RECORDED INFORMATION:
________

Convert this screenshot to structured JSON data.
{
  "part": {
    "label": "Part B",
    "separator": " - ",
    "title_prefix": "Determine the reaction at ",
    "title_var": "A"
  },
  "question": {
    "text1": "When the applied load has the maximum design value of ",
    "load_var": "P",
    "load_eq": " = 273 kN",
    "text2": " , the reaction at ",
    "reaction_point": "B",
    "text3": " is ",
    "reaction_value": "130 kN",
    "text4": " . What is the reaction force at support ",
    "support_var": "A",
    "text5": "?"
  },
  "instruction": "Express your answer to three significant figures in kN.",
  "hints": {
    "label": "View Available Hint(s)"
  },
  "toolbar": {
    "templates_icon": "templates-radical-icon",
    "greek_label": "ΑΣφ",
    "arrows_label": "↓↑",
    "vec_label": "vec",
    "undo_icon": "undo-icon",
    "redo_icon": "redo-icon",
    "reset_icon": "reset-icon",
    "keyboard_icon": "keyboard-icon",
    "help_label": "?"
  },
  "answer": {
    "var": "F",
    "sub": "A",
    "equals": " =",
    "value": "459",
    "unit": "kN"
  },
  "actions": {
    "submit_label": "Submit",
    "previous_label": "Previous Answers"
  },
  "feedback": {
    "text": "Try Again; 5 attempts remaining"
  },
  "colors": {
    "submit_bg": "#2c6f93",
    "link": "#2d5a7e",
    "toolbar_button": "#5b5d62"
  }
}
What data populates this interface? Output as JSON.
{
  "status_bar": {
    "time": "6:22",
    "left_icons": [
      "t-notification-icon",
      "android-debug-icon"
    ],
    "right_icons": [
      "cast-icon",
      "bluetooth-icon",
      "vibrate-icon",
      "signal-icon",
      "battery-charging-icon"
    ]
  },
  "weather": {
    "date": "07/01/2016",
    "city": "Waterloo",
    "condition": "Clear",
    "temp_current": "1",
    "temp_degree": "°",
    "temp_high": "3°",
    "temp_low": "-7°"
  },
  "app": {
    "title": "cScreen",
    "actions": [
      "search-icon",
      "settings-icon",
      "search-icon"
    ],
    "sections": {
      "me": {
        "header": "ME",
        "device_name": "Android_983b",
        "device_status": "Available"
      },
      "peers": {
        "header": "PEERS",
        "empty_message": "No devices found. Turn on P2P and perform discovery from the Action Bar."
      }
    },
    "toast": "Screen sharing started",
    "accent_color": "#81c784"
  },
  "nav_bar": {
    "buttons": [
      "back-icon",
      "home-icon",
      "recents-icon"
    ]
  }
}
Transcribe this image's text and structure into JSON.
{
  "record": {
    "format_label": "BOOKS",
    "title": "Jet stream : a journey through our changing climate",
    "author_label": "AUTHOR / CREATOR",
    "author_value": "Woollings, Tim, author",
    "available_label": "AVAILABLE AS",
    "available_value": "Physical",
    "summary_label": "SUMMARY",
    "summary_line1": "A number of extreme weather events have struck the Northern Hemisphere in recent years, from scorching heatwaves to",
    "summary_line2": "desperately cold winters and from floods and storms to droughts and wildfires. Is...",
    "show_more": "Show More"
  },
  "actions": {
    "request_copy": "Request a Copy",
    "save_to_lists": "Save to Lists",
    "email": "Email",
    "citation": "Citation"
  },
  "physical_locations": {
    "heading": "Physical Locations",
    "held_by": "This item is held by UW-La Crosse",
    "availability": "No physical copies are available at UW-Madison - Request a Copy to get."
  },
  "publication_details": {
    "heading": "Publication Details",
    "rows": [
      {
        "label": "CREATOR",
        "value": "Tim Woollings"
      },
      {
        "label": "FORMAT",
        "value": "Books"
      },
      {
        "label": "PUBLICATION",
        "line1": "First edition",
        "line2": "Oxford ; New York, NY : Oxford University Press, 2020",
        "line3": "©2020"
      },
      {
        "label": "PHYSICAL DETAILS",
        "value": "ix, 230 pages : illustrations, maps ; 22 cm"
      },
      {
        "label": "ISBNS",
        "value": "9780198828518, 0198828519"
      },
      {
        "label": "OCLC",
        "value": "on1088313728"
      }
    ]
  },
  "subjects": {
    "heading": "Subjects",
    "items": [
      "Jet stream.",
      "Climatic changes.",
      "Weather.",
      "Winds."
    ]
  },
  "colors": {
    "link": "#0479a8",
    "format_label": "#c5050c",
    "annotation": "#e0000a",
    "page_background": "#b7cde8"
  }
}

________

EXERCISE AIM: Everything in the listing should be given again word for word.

ANSWER AREA:
Convert this screenshot to structured JSON data.
{
  "part": {
    "label": "Part B",
    "separator": " - ",
    "title_prefix": "Determine the reaction at ",
    "title_var": "A"
  },
  "question": {
    "text1": "When the applied load has the maximum design value of ",
    "load_var": "P",
    "load_eq": " = 273 kN",
    "text2": " , the reaction at ",
    "reaction_point": "B",
    "text3": " is ",
    "reaction_value": "130 kN",
    "text4": " . What is the reaction force at support ",
    "support_var": "A",
    "text5": "?"
  },
  "instruction": "Express your answer to three significant figures in kN.",
  "hints": {
    "label": "View Available Hint(s)"
  },
  "toolbar": {
    "templates_icon": "templates-radical-icon",
    "greek_label": "ΑΣφ",
    "arrows_label": "↓↑",
    "vec_label": "vec",
    "undo_icon": "undo-icon",
    "redo_icon": "redo-icon",
    "reset_icon": "reset-icon",
    "keyboard_icon": "keyboard-icon",
    "help_label": "?"
  },
  "answer": {
    "var": "F",
    "sub": "A",
    "equals": " =",
    "value": "459",
    "unit": "kN"
  },
  "actions": {
    "submit_label": "Submit",
    "previous_label": "Previous Answers"
  },
  "feedback": {
    "text": "Try Again; 5 attempts remaining"
  },
  "colors": {
    "submit_bg": "#2c6f93",
    "link": "#2d5a7e",
    "toolbar_button": "#5b5d62"
  }
}
What data populates this interface? Output as JSON.
{
  "status_bar": {
    "time": "6:22",
    "left_icons": [
      "t-notification-icon",
      "android-debug-icon"
    ],
    "right_icons": [
      "cast-icon",
      "bluetooth-icon",
      "vibrate-icon",
      "signal-icon",
      "battery-charging-icon"
    ]
  },
  "weather": {
    "date": "07/01/2016",
    "city": "Waterloo",
    "condition": "Clear",
    "temp_current": "1",
    "temp_degree": "°",
    "temp_high": "3°",
    "temp_low": "-7°"
  },
  "app": {
    "title": "cScreen",
    "actions": [
      "search-icon",
      "settings-icon",
      "search-icon"
    ],
    "sections": {
      "me": {
        "header": "ME",
        "device_name": "Android_983b",
        "device_status": "Available"
      },
      "peers": {
        "header": "PEERS",
        "empty_message": "No devices found. Turn on P2P and perform discovery from the Action Bar."
      }
    },
    "toast": "Screen sharing started",
    "accent_color": "#81c784"
  },
  "nav_bar": {
    "buttons": [
      "back-icon",
      "home-icon",
      "recents-icon"
    ]
  }
}
Transcribe this image's text and structure into JSON.
{
  "record": {
    "format_label": "BOOKS",
    "title": "Jet stream : a journey through our changing climate",
    "author_label": "AUTHOR / CREATOR",
    "author_value": "Woollings, Tim, author",
    "available_label": "AVAILABLE AS",
    "available_value": "Physical",
    "summary_label": "SUMMARY",
    "summary_line1": "A number of extreme weather events have struck the Northern Hemisphere in recent years, from scorching heatwaves to",
    "summary_line2": "desperately cold winters and from floods and storms to droughts and wildfires. Is...",
    "show_more": "Show More"
  },
  "actions": {
    "request_copy": "Request a Copy",
    "save_to_lists": "Save to Lists",
    "email": "Email",
    "citation": "Citation"
  },
  "physical_locations": {
    "heading": "Physical Locations",
    "held_by": "This item is held by UW-La Crosse",
    "availability": "No physical copies are available at UW-Madison - Request a Copy to get."
  },
  "publication_details": {
    "heading": "Publication Details",
    "rows": [
      {
        "label": "CREATOR",
        "value": "Tim Woollings"
      },
      {
        "label": "FORMAT",
        "value": "Books"
      },
      {
        "label": "PUBLICATION",
        "line1": "First edition",
        "line2": "Oxford ; New York, NY : Oxford University Press, 2020",
        "line3": "©2020"
      },
      {
        "label": "PHYSICAL DETAILS",
        "value": "ix, 230 pages : illustrations, maps ; 22 cm"
      },
      {
        "label": "ISBNS",
        "value": "9780198828518, 0198828519"
      },
      {
        "label": "OCLC",
        "value": "on1088313728"
      }
    ]
  },
  "subjects": {
    "heading": "Subjects",
    "items": [
      "Jet stream.",
      "Climatic changes.",
      "Weather.",
      "Winds."
    ]
  },
  "colors": {
    "link": "#0479a8",
    "format_label": "#c5050c",
    "annotation": "#e0000a",
    "page_background": "#b7cde8"
  }
}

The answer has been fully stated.